##### Data provided #####

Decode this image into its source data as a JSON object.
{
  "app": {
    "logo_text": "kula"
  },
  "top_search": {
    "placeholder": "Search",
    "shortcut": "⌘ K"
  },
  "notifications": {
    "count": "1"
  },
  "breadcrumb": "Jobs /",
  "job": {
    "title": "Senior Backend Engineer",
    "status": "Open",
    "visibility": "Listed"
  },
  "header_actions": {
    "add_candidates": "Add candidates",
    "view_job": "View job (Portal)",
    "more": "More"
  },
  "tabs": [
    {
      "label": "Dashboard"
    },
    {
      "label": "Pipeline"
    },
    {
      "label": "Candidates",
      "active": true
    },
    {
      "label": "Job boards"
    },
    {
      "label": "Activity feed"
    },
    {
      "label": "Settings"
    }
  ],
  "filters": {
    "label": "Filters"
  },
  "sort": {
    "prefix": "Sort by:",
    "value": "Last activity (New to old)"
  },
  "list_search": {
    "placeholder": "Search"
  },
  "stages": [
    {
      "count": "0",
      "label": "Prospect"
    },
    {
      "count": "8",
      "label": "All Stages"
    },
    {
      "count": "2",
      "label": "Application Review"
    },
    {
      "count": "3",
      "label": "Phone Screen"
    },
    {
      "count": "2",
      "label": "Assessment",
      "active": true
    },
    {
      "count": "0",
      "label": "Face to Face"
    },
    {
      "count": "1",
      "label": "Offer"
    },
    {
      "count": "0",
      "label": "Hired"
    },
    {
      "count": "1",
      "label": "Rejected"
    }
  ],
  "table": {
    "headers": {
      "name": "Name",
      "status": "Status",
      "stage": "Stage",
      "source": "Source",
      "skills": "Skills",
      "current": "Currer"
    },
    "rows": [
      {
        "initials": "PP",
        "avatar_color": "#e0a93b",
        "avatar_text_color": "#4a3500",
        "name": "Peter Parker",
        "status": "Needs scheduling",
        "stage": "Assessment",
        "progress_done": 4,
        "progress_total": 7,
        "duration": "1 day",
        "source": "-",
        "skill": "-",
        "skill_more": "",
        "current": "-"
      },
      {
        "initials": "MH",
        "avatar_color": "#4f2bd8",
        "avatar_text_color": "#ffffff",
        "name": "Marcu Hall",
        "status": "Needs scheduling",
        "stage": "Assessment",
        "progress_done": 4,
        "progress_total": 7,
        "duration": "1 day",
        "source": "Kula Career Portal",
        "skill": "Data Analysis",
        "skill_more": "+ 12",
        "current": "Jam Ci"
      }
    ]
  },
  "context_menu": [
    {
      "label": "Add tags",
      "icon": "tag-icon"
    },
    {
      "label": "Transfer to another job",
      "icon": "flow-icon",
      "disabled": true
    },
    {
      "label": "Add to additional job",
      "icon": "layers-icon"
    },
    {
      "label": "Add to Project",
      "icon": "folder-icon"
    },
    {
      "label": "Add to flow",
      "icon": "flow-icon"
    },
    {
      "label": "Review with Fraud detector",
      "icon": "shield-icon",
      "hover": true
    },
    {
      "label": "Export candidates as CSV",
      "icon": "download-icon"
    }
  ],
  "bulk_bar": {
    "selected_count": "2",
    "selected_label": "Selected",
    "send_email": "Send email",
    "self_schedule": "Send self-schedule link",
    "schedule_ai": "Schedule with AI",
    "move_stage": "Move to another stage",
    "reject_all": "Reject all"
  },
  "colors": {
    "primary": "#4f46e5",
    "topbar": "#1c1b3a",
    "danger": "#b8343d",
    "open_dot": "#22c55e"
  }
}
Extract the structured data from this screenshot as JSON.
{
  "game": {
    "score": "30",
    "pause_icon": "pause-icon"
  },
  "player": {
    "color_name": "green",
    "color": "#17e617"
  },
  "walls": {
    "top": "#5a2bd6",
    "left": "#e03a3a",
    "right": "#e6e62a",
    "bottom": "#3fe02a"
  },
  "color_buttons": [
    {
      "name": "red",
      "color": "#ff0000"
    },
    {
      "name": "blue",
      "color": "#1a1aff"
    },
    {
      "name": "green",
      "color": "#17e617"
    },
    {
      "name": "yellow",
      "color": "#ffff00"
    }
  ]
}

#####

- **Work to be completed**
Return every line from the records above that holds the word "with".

- **Result**
      "label": "Review with Fraud detector",
    "schedule_ai": "Schedule with AI",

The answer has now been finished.